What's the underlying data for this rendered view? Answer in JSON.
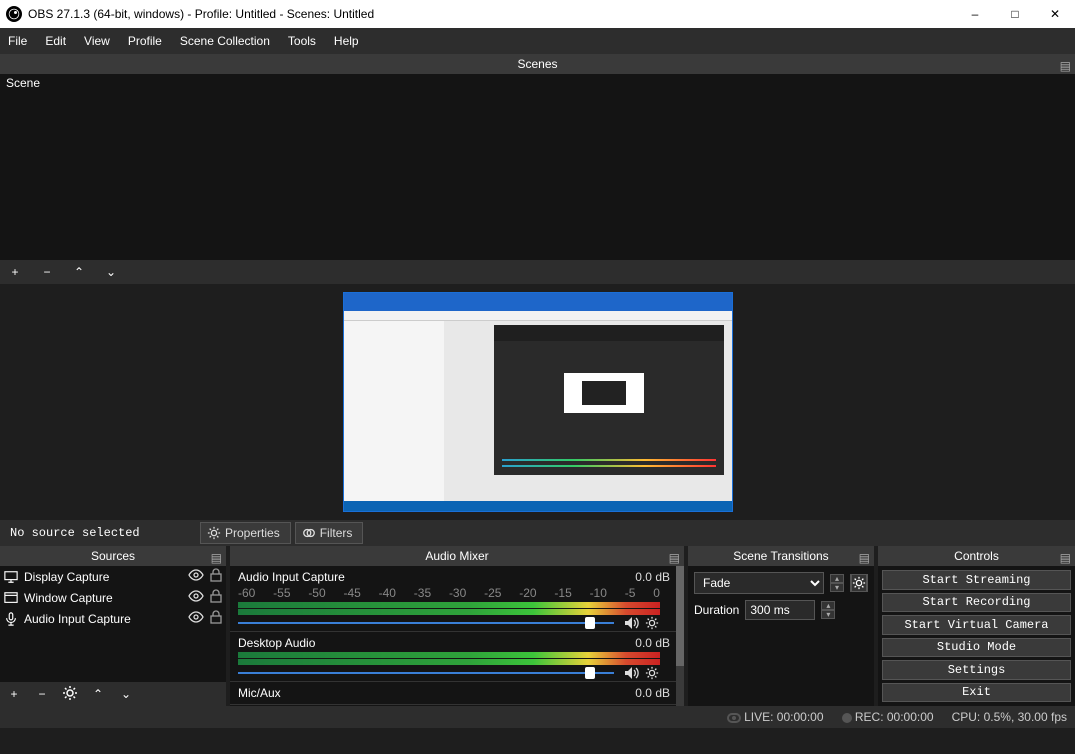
{
  "title": "OBS 27.1.3 (64-bit, windows) - Profile: Untitled - Scenes: Untitled",
  "menubar": [
    "File",
    "Edit",
    "View",
    "Profile",
    "Scene Collection",
    "Tools",
    "Help"
  ],
  "scenesPanel": {
    "title": "Scenes",
    "items": [
      "Scene"
    ]
  },
  "midbar": {
    "nosrc": "No source selected",
    "props": "Properties",
    "filters": "Filters"
  },
  "sources": {
    "title": "Sources",
    "items": [
      {
        "icon": "monitor",
        "name": "Display Capture"
      },
      {
        "icon": "window",
        "name": "Window Capture"
      },
      {
        "icon": "mic",
        "name": "Audio Input Capture"
      }
    ]
  },
  "mixer": {
    "title": "Audio Mixer",
    "ticks": [
      "-60",
      "-55",
      "-50",
      "-45",
      "-40",
      "-35",
      "-30",
      "-25",
      "-20",
      "-15",
      "-10",
      "-5",
      "0"
    ],
    "channels": [
      {
        "name": "Audio Input Capture",
        "db": "0.0 dB",
        "fill": 100,
        "knob": 94
      },
      {
        "name": "Desktop Audio",
        "db": "0.0 dB",
        "fill": 100,
        "knob": 94,
        "short": true
      },
      {
        "name": "Mic/Aux",
        "db": "0.0 dB",
        "fill": 0,
        "last": true
      }
    ]
  },
  "transitions": {
    "title": "Scene Transitions",
    "type": "Fade",
    "durationLabel": "Duration",
    "duration": "300 ms"
  },
  "controls": {
    "title": "Controls",
    "buttons": [
      "Start Streaming",
      "Start Recording",
      "Start Virtual Camera",
      "Studio Mode",
      "Settings",
      "Exit"
    ]
  },
  "status": {
    "live": "LIVE: 00:00:00",
    "rec": "REC: 00:00:00",
    "cpu": "CPU: 0.5%, 30.00 fps"
  }
}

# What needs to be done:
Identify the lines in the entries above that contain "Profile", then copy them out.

# Exercise solution:
  "title": "OBS 27.1.3 (64-bit, windows) - Profile: Untitled - Scenes: Untitled",
    "Profile",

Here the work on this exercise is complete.